What Is Economics?
Basically, economics is the study of human behavior and the relationship between society's resources and its output. It includes applications such as health, education, environment and gender. It also involves finance.
The main focus of economics is on the relationship between individuals and their environment. Its analysis helps in making predictions and public policy. It involves research into various topics, such as supply and demand, economic indicators, and the efficiency of production.
Economic theory involves the study of the economics of individual decisions, the behaviour of households, firms, and markets. These are studied on microeconomic and macroeconomic levels. Microeconomics analyzes how people make financial decisions, trade, and coordinate resources. Microeconomics also studies the dynamics of supply and demand, and the costs of producing goods.
Neoclassical economics is a research program that aims at building a coherent set of theories about economic behavior. The researchers also build a language that helps in explaining problems. They accept the motivation of people to diminish the scarcity of resources and to maximise their utilities from consumption.
In addition, economists seek to understand the omnipresent problem of scarcity. To explain how people deal with this issue, economists must isolate the problem from place, time, and other factors.
The term reductionism is used to explain the process of explaining economic problems. Reductionism suggests that all explanations should be found on the lowest level possible. Therefore, economists must abstract from specific ways people deal with scarcity.

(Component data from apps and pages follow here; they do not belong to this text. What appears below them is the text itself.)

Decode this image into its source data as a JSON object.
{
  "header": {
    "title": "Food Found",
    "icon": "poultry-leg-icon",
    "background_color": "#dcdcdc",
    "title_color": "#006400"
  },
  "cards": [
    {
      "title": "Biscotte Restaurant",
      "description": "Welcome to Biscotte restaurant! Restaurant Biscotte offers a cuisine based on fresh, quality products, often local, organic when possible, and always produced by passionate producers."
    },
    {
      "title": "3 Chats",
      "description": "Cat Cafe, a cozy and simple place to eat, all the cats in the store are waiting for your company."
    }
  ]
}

Neoclassical economists build a set of concepts that help in understanding the behaviour of individuals and society as a whole. They include the concept of unemployment, which is the quantity of labour that is supplied by a company but is not hired by the company's employer.